He claimed that these policies forced the state legislature to expend $125,000 in unemployment relief. “Realizing this, is it any wonder that men heretofore of all political faiths are this year urging a return to power of the Republican Party?”
“Republicans have been accused of putting the dollar above the man,” Coolidge continued. “The Democrats have put the dollar out of the man’s reach. What’s the use of compensation for workmen when he has no work?” McCall soon arrived and delivered a similar speech.
After a successful election Coolidge returned as Lieutenant Governor on August 16, 1916 for a meeting of a local organization dedicated to the candidacy of Charles Evans Hughes for President. At this meeting were Clarence Barnes of Mansfield, who would later be elected Attorney General of Massachusetts; State Senator Joseph Martin of North Attleboro, who would later become US Speaker of the House; and Coolidge, who would later be President of the United States.
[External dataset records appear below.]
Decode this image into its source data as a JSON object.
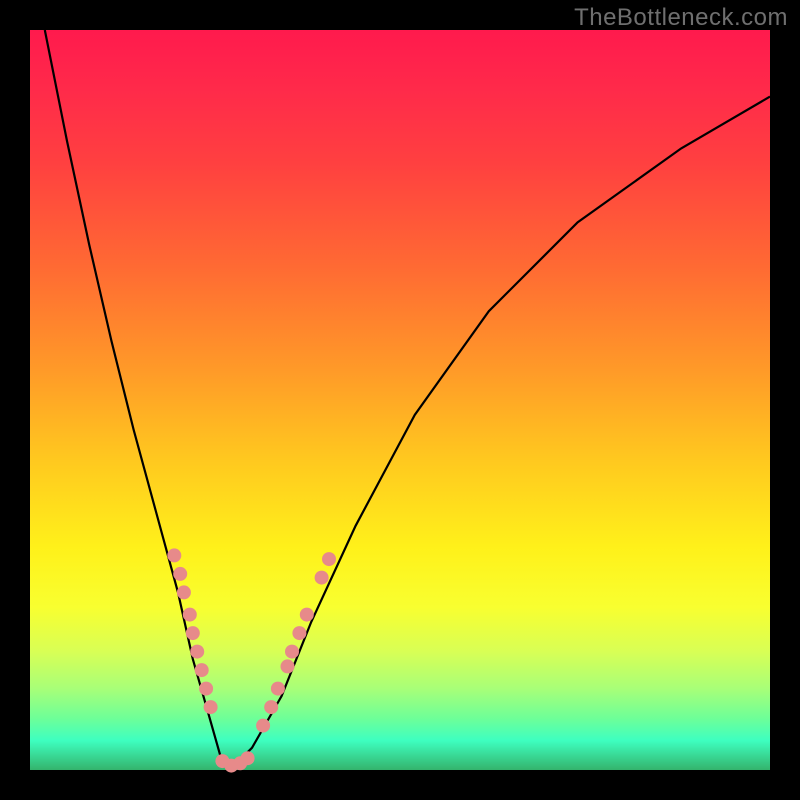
{
  "watermark": "TheBottleneck.com",
  "colors": {
    "page_bg": "#000000",
    "curve_stroke": "#000000",
    "dot_fill": "#e78a8a",
    "gradient_stops": [
      "#ff1a4d",
      "#ff2a4a",
      "#ff4040",
      "#ff6a33",
      "#ff9a28",
      "#ffc81f",
      "#fff11a",
      "#f8ff30",
      "#d8ff55",
      "#a8ff78",
      "#6eff98",
      "#3effc0",
      "#34b36c"
    ]
  },
  "chart_data": {
    "type": "line",
    "title": "",
    "xlabel": "",
    "ylabel": "",
    "xlim": [
      0,
      100
    ],
    "ylim": [
      0,
      100
    ],
    "grid": false,
    "legend": false,
    "series": [
      {
        "name": "black-v-curve",
        "x": [
          2,
          5,
          8,
          11,
          14,
          17,
          20,
          22,
          24,
          25.7,
          27.5,
          30,
          34,
          38,
          44,
          52,
          62,
          74,
          88,
          100
        ],
        "y": [
          100,
          85,
          71,
          58,
          46,
          35,
          24,
          15,
          8,
          2,
          0.5,
          3,
          10,
          20,
          33,
          48,
          62,
          74,
          84,
          91
        ]
      }
    ],
    "dot_series": [
      {
        "name": "pink-dots-left-branch",
        "points": [
          {
            "x": 19.5,
            "y": 29
          },
          {
            "x": 20.3,
            "y": 26.5
          },
          {
            "x": 20.8,
            "y": 24
          },
          {
            "x": 21.6,
            "y": 21
          },
          {
            "x": 22.0,
            "y": 18.5
          },
          {
            "x": 22.6,
            "y": 16
          },
          {
            "x": 23.2,
            "y": 13.5
          },
          {
            "x": 23.8,
            "y": 11
          },
          {
            "x": 24.4,
            "y": 8.5
          }
        ]
      },
      {
        "name": "pink-dots-valley",
        "points": [
          {
            "x": 26.0,
            "y": 1.2
          },
          {
            "x": 27.2,
            "y": 0.6
          },
          {
            "x": 28.4,
            "y": 0.9
          },
          {
            "x": 29.4,
            "y": 1.6
          }
        ]
      },
      {
        "name": "pink-dots-right-branch",
        "points": [
          {
            "x": 31.5,
            "y": 6
          },
          {
            "x": 32.6,
            "y": 8.5
          },
          {
            "x": 33.5,
            "y": 11
          },
          {
            "x": 34.8,
            "y": 14
          },
          {
            "x": 35.4,
            "y": 16
          },
          {
            "x": 36.4,
            "y": 18.5
          },
          {
            "x": 37.4,
            "y": 21
          },
          {
            "x": 39.4,
            "y": 26
          },
          {
            "x": 40.4,
            "y": 28.5
          }
        ]
      }
    ]
  }
}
The “smoke and talk rally” was held at Odd Fellows Hall in the Lovell Block (North Main and West streets). Senator Martin spoke first on the need for protective tariffs. Barnes then introduced Coolidge, calling him “a man from the Berkshires, Calvin Coolidge of Northampton, a man who rules by the pure force of logic.”
Coolidge said the welfare and vitality of the nation were at stake in the upcoming presidential election. “We welcome immigrants but we should see to it that American institutions are perpetuated and that American ideals prevail,” he said. He claimed Wilson only won in 1912 because the Republican Party was divided. He urged the return of government control to the Republicans and the establishment of a protective tariff.
Coolidge was elected Governor in 1918 when McCall didn’t seek reelection. In 1920 he was elected Vice President and became President upon Warren Harding’s sudden death in 1923. Coolidge was elected to his own term in 1924 and did not seek a second full term. He died in 1933 at the age of 61.
In 1935 Clarence Barnes spoke of his friendship with Calvin Coolidge. He recalled the speech at Odd Fellows Hall. “Cal spoke for five or ten minutes — that was a long speech for him.” Coolidge then stayed at Barnes’ home (79 Rumford Avenue) for the night.
Barnes also recalled visiting Coolidge at the Willard Hotel in Washington DC when he was Vice President. “I said ‘you are going to be president one of these days.’” Within a month President Harding died and Coolidge took the oath of office. “But Coolidge said to me when we talked of the presidency, ‘I’ll do my own job and let the future take care of itself.’”